    Finding and correctly utilizing scholarly sources
    Paper brainstorming, pre-writing, outlining

    Week Eight: MON 10-8-18 to SUN 10-14-18
    Module Eight: Research Paper Rough Draft

    Week Nine: MON 10-15-18 to SUN 10-21-18
    Module Nine: Research RESEARCH PAPER DUE

    Week Ten: MON 10-22-18 to SUN 10-28-18
    Module Ten: Poetry William Blake, “The Lamb,” p. 120
    William Blake, “The Chimney Sweeper,” p. 128
    Robert Burns, “Auld Lang Syne,” p. 173
    Wm. Wordsworth, “I wandered lonely as a cloud,” p. 334
    Lord Byron, “She walks in beauty,” p. 617
    Discussion #6
    Exam #3

    Week Eleven: MON 10-29-18 to SUN 11-4-18
    Module Eleven: Poetry Percy Shelley, “Ozymandias,”p. 776
    John Keats, “La Belle Dame sans Merci,” p. 923
    Robert Browning, “My Last Duchess,” p. 1282
    Matthew Arnold, “Dover Beach,” p. 1387
    Discussion #7
    Reading Response #4

    Week Twelve: MON 11-5-18 to SUN 11-11-18
    Module Twelve: Poetry Christina Rossetti, “”No, Thank You, John,”” p. 1508
    Gerard Manley Hopkins, “Pied Beauty,” p. 1551
    A.E. Housman, “To an Athlete Dying Young,” p. 2013
    W.B. Yeats, “Crazy Jane Talks with the Bishop,” p. 2108
    Discussion #8

    Week Thirteen: MON 11-12-18 to SUN 11-18-18
    Module Thirteen: Poetry Stevie Smith, “Not Waving but Drowning,” p. 2601
    Dylan Thomas, “Do Not Go Gentle into That Good Night,” p. 2703
    Philip Larkin, “Ambulances,” p. 2784
    Ted Hughes, “Crow’s Last Stand,” p. 2813
    Discussion #9
    Exam #4

    Week Fourteen: MON 11-19-18 to SUN 11-25-18 Thanksgiving Week
    Module Fourteen: Drama Oscar Wilde, The Importance of Being Earnest, p. 1733

    Week Fifteen: MON 11-26-18 to SUN 12-2-18
    Module Fifteen: Drama Earnest, Continued
    Discussion #10

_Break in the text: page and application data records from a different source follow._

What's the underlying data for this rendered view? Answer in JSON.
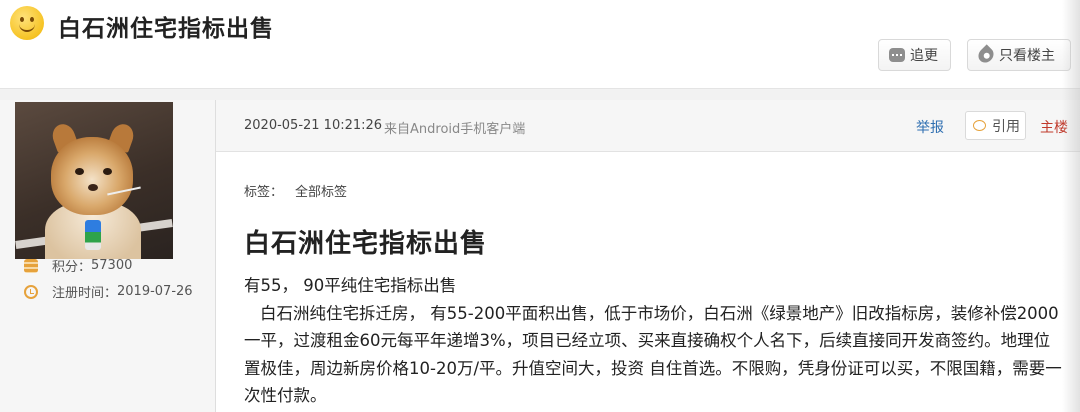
{
  "header": {
    "title": "白石洲住宅指标出售",
    "follow_label": "追更",
    "owner_only_label": "只看楼主"
  },
  "user": {
    "points_label": "积分：",
    "points_value": "57300",
    "registered_label": "注册时间：",
    "registered_value": "2019-07-26"
  },
  "post": {
    "time": "2020-05-21 10:21:26",
    "source": "来自Android手机客户端",
    "report_label": "举报",
    "quote_label": "引用",
    "floor_label": "主楼",
    "tags_label": "标签：",
    "tags_value": "全部标签",
    "title": "白石洲住宅指标出售",
    "body_line1": "有55， 90平纯住宅指标出售",
    "body_para": "白石洲纯住宅拆迁房， 有55-200平面积出售，低于市场价，白石洲《绿景地产》旧改指标房，装修补偿2000一平，过渡租金60元每平年递增3%，项目已经立项、买来直接确权个人名下，后续直接同开发商签约。地理位置极佳，周边新房价格10-20万/平。升值空间大，投资 自住首选。不限购，凭身份证可以买，不限国籍，需要一次性付款。"
  },
  "colors": {
    "link": "#2f6fb1",
    "floor": "#c0392b",
    "accent": "#e6a23c"
  },
  "icons": [
    "smiley-icon",
    "chat-icon",
    "drop-icon",
    "coins-icon",
    "clock-icon",
    "quote-icon"
  ]
}
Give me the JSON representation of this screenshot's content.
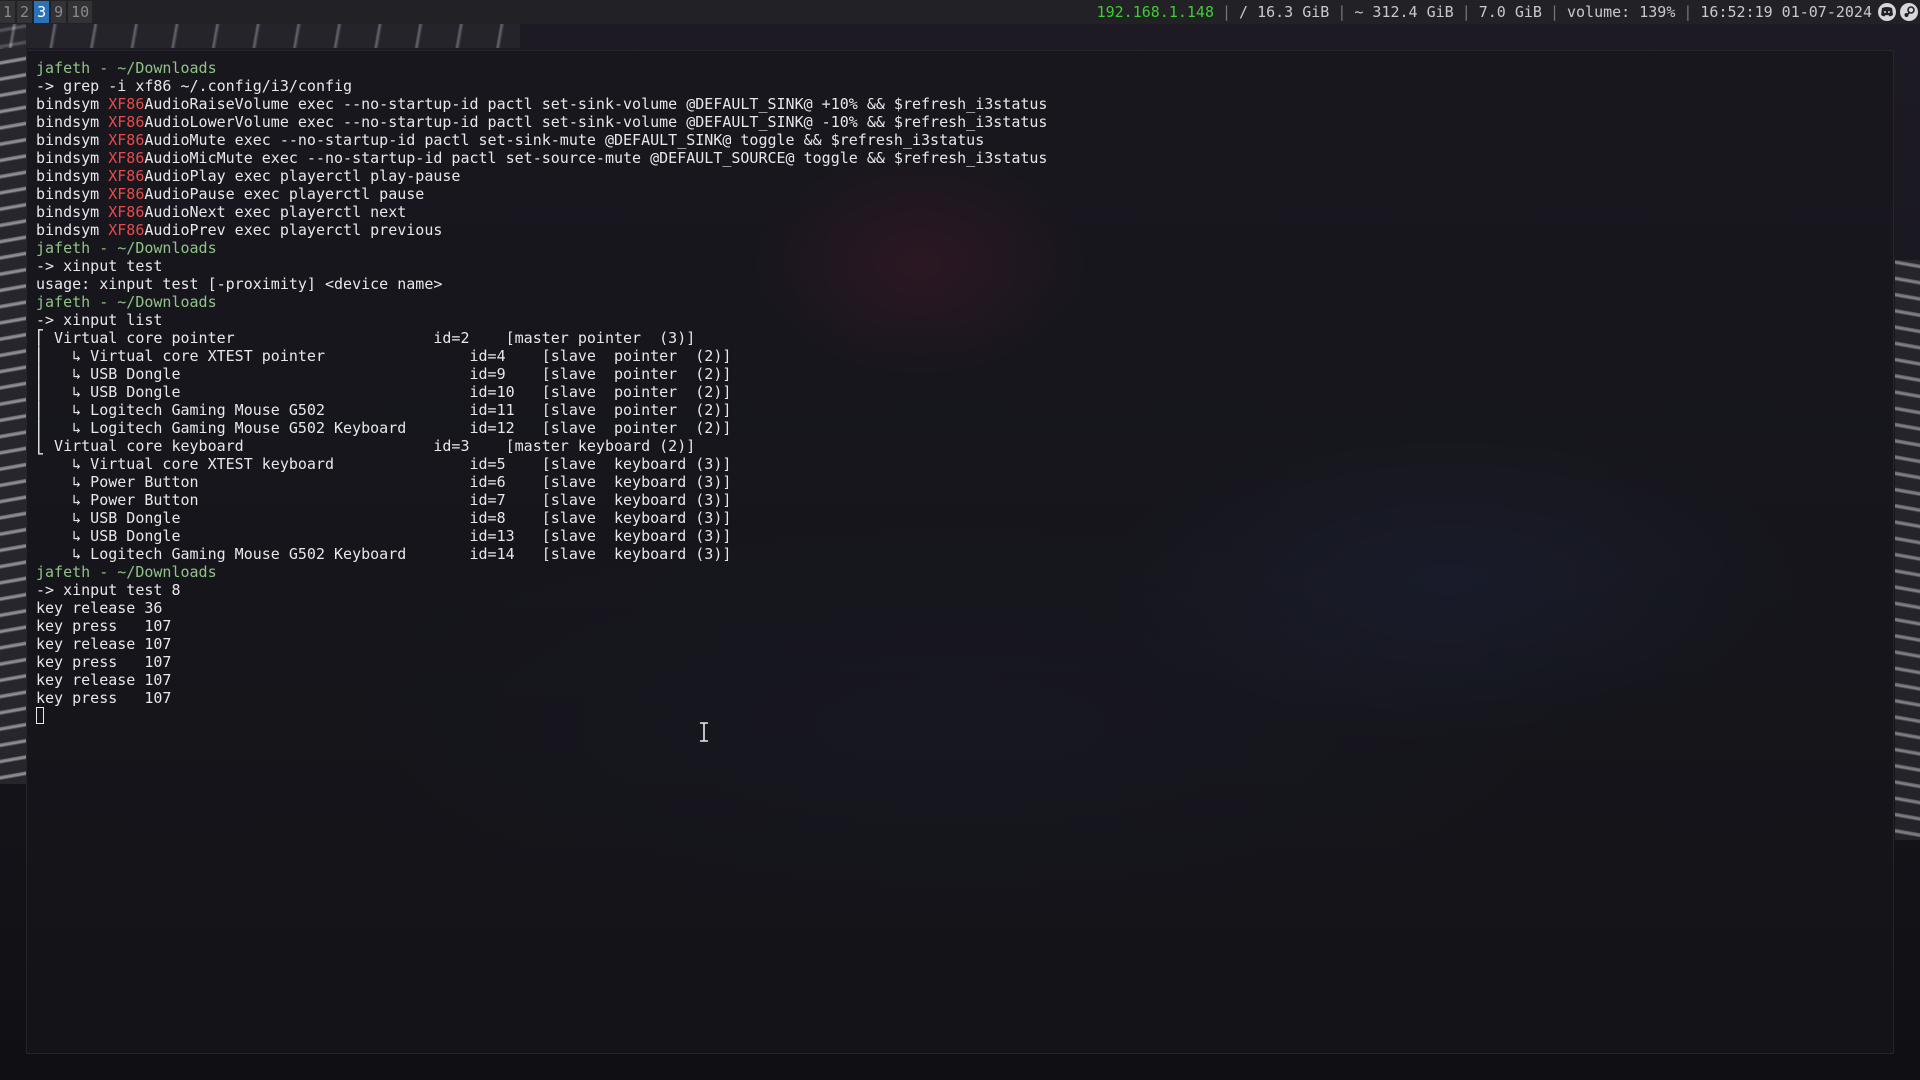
{
  "bar": {
    "workspaces": [
      {
        "label": "1",
        "focused": false
      },
      {
        "label": "2",
        "focused": false
      },
      {
        "label": "3",
        "focused": true
      },
      {
        "label": "9",
        "focused": false
      },
      {
        "label": "10",
        "focused": false
      }
    ],
    "status": {
      "ip": "192.168.1.148",
      "root_disk": "/ 16.3 GiB",
      "home_disk": "~ 312.4 GiB",
      "memory": "7.0 GiB",
      "volume": "volume: 139%",
      "datetime": "16:52:19 01-07-2024"
    },
    "separator": "|",
    "tray": [
      "discord-icon",
      "steam-icon"
    ],
    "colors": {
      "focused_ws": "#2b73b8",
      "ip": "#3dce2f"
    }
  },
  "terminal": {
    "prompt_color": "#8fc486",
    "highlight_color": "#e84a4a",
    "lines": [
      {
        "t": "prompt",
        "text": "jafeth - ~/Downloads"
      },
      {
        "t": "plain",
        "text": "-> grep -i xf86 ~/.config/i3/config"
      },
      {
        "t": "hl",
        "pre": "bindsym ",
        "hl": "XF86",
        "post": "AudioRaiseVolume exec --no-startup-id pactl set-sink-volume @DEFAULT_SINK@ +10% && $refresh_i3status"
      },
      {
        "t": "hl",
        "pre": "bindsym ",
        "hl": "XF86",
        "post": "AudioLowerVolume exec --no-startup-id pactl set-sink-volume @DEFAULT_SINK@ -10% && $refresh_i3status"
      },
      {
        "t": "hl",
        "pre": "bindsym ",
        "hl": "XF86",
        "post": "AudioMute exec --no-startup-id pactl set-sink-mute @DEFAULT_SINK@ toggle && $refresh_i3status"
      },
      {
        "t": "hl",
        "pre": "bindsym ",
        "hl": "XF86",
        "post": "AudioMicMute exec --no-startup-id pactl set-source-mute @DEFAULT_SOURCE@ toggle && $refresh_i3status"
      },
      {
        "t": "hl",
        "pre": "bindsym ",
        "hl": "XF86",
        "post": "AudioPlay exec playerctl play-pause"
      },
      {
        "t": "hl",
        "pre": "bindsym ",
        "hl": "XF86",
        "post": "AudioPause exec playerctl pause"
      },
      {
        "t": "hl",
        "pre": "bindsym ",
        "hl": "XF86",
        "post": "AudioNext exec playerctl next"
      },
      {
        "t": "hl",
        "pre": "bindsym ",
        "hl": "XF86",
        "post": "AudioPrev exec playerctl previous"
      },
      {
        "t": "prompt",
        "text": "jafeth - ~/Downloads"
      },
      {
        "t": "plain",
        "text": "-> xinput test"
      },
      {
        "t": "plain",
        "text": "usage: xinput test [-proximity] <device name>"
      },
      {
        "t": "prompt",
        "text": "jafeth - ~/Downloads"
      },
      {
        "t": "plain",
        "text": "-> xinput list"
      },
      {
        "t": "plain",
        "text": "⎡ Virtual core pointer                    \tid=2\t[master pointer  (3)]"
      },
      {
        "t": "plain",
        "text": "⎜   ↳ Virtual core XTEST pointer              \tid=4\t[slave  pointer  (2)]"
      },
      {
        "t": "plain",
        "text": "⎜   ↳ USB Dongle                              \tid=9\t[slave  pointer  (2)]"
      },
      {
        "t": "plain",
        "text": "⎜   ↳ USB Dongle                              \tid=10\t[slave  pointer  (2)]"
      },
      {
        "t": "plain",
        "text": "⎜   ↳ Logitech Gaming Mouse G502              \tid=11\t[slave  pointer  (2)]"
      },
      {
        "t": "plain",
        "text": "⎜   ↳ Logitech Gaming Mouse G502 Keyboard     \tid=12\t[slave  pointer  (2)]"
      },
      {
        "t": "plain",
        "text": "⎣ Virtual core keyboard                   \tid=3\t[master keyboard (2)]"
      },
      {
        "t": "plain",
        "text": "    ↳ Virtual core XTEST keyboard             \tid=5\t[slave  keyboard (3)]"
      },
      {
        "t": "plain",
        "text": "    ↳ Power Button                            \tid=6\t[slave  keyboard (3)]"
      },
      {
        "t": "plain",
        "text": "    ↳ Power Button                            \tid=7\t[slave  keyboard (3)]"
      },
      {
        "t": "plain",
        "text": "    ↳ USB Dongle                              \tid=8\t[slave  keyboard (3)]"
      },
      {
        "t": "plain",
        "text": "    ↳ USB Dongle                              \tid=13\t[slave  keyboard (3)]"
      },
      {
        "t": "plain",
        "text": "    ↳ Logitech Gaming Mouse G502 Keyboard     \tid=14\t[slave  keyboard (3)]"
      },
      {
        "t": "prompt",
        "text": "jafeth - ~/Downloads"
      },
      {
        "t": "plain",
        "text": "-> xinput test 8"
      },
      {
        "t": "plain",
        "text": "key release 36"
      },
      {
        "t": "plain",
        "text": "key press   107"
      },
      {
        "t": "plain",
        "text": "key release 107"
      },
      {
        "t": "plain",
        "text": "key press   107"
      },
      {
        "t": "plain",
        "text": "key release 107"
      },
      {
        "t": "plain",
        "text": "key press   107"
      },
      {
        "t": "cursor"
      }
    ]
  }
}
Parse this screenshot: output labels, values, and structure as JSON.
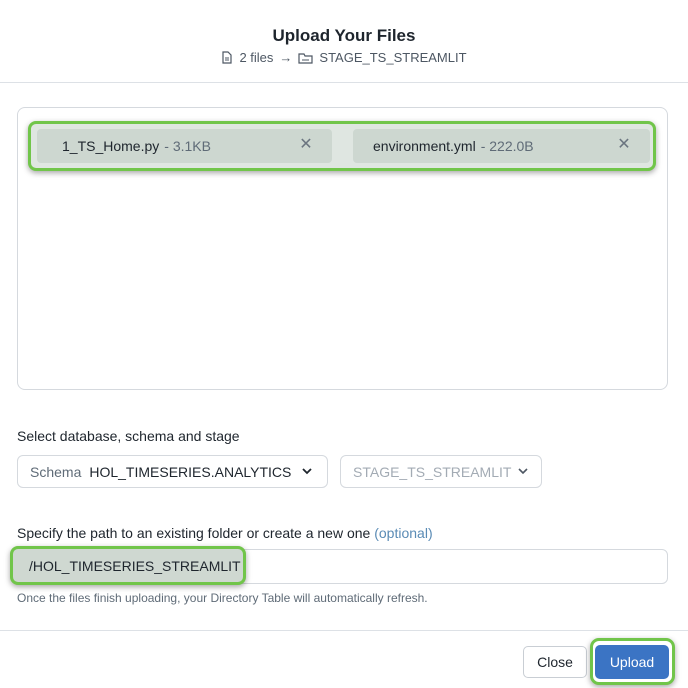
{
  "dialog": {
    "title": "Upload Your Files",
    "file_count": "2 files",
    "arrow": "→",
    "stage_target": "STAGE_TS_STREAMLIT"
  },
  "files": [
    {
      "name": "1_TS_Home.py",
      "size": "- 3.1KB",
      "remove": "✕"
    },
    {
      "name": "environment.yml",
      "size": "- 222.0B",
      "remove": "✕"
    }
  ],
  "location": {
    "label": "Select database, schema and stage",
    "schema_prefix": "Schema",
    "schema_value": "HOL_TIMESERIES.ANALYTICS",
    "stage_placeholder": "STAGE_TS_STREAMLIT"
  },
  "path": {
    "label": "Specify the path to an existing folder or create a new one",
    "optional": "(optional)",
    "value": "/HOL_TIMESERIES_STREAMLIT",
    "hint": "Once the files finish uploading, your Directory Table will automatically refresh."
  },
  "footer": {
    "close_label": "Close",
    "upload_label": "Upload"
  },
  "colors": {
    "highlight": "#71c54a",
    "primary": "#3b74c4",
    "optional_text": "#5a8bb5"
  }
}
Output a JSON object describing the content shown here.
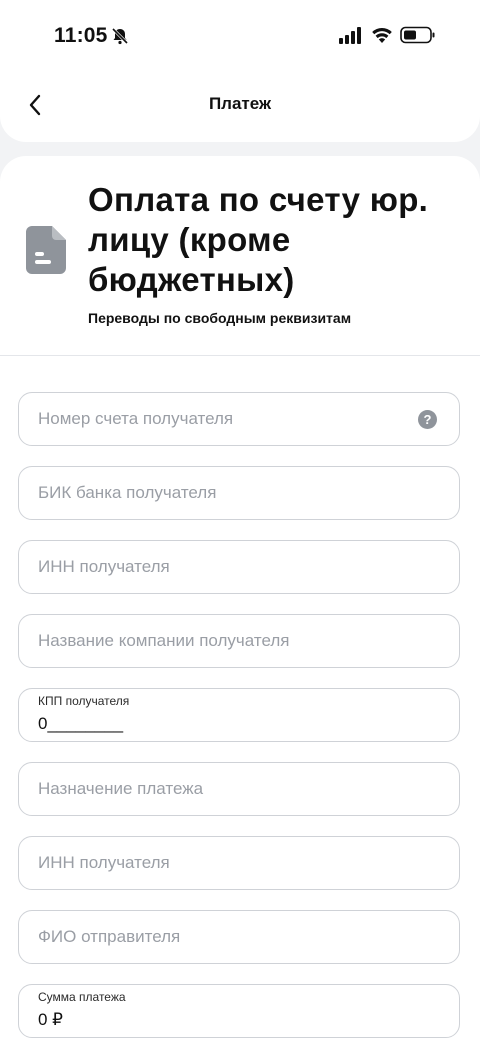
{
  "status_bar": {
    "time": "11:05"
  },
  "header": {
    "title": "Платеж"
  },
  "main": {
    "title": "Оплата по счету юр. лицу (кроме бюджетных)",
    "subtitle": "Переводы по свободным реквизитам",
    "icon": "document-icon",
    "fields": [
      {
        "placeholder": "Номер счета получателя",
        "has_help": true
      },
      {
        "placeholder": "БИК банка получателя"
      },
      {
        "placeholder": "ИНН получателя"
      },
      {
        "placeholder": "Название компании получателя"
      },
      {
        "label": "КПП получателя",
        "value": "0________"
      },
      {
        "placeholder": "Назначение платежа"
      },
      {
        "placeholder": "ИНН получателя"
      },
      {
        "placeholder": "ФИО отправителя"
      },
      {
        "label": "Сумма платежа",
        "value": "0 ₽"
      }
    ],
    "help_glyph": "?"
  },
  "colors": {
    "background": "#f2f3f5",
    "surface": "#ffffff",
    "placeholder": "#9a9ea5",
    "border": "#cfd2d7",
    "icon_gray": "#8f949b"
  }
}
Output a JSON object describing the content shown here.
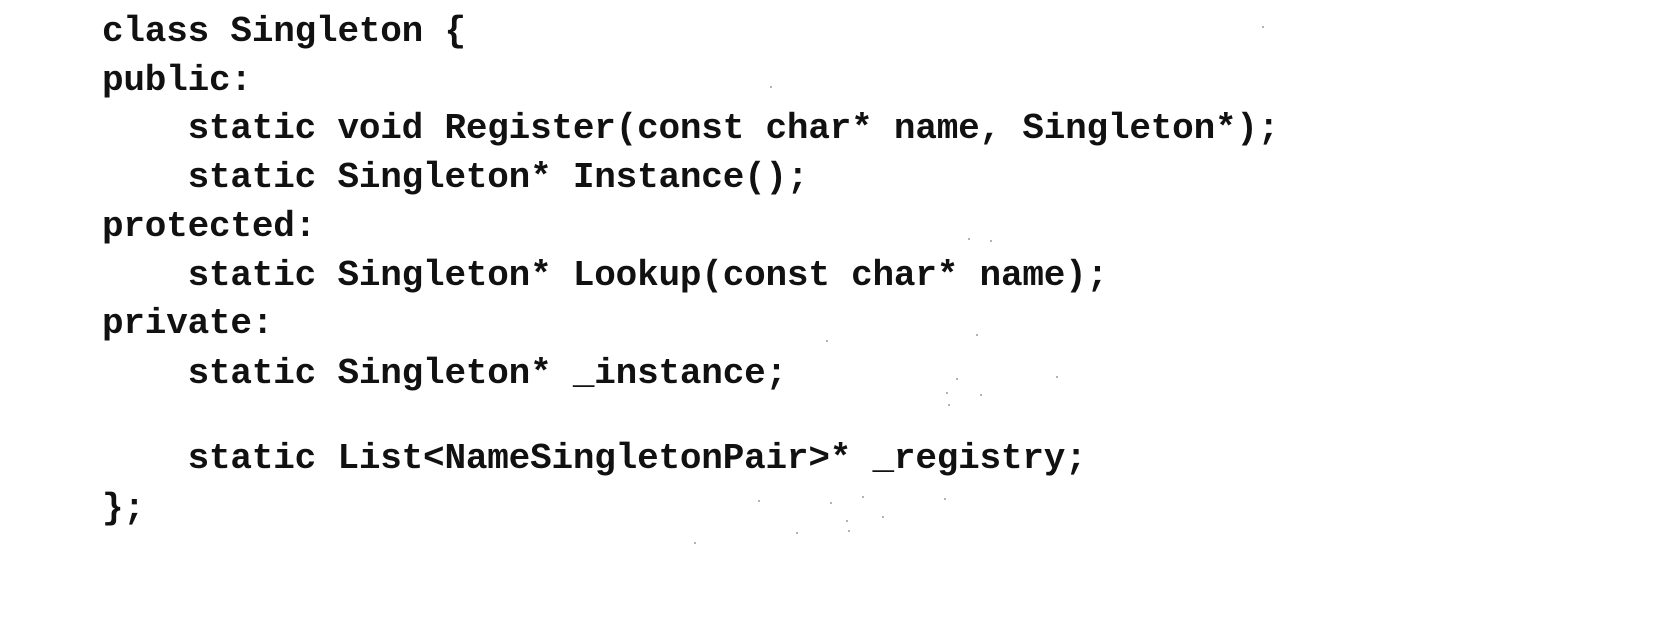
{
  "code": {
    "lines": [
      "class Singleton {",
      "public:",
      "    static void Register(const char* name, Singleton*);",
      "    static Singleton* Instance();",
      "protected:",
      "    static Singleton* Lookup(const char* name);",
      "private:",
      "    static Singleton* _instance;",
      "    static List<NameSingletonPair>* _registry;",
      "};"
    ]
  }
}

    Week Sixteen: MON 12-3-18 to FRI 12-7-18
    Module Sixteen: Drama Harold Pinter, The Dumb Waiter, p. 2815
    Reading Response #5

    Final Exam Week MON Dec-10 through TUE Dec 11th
    Exam #5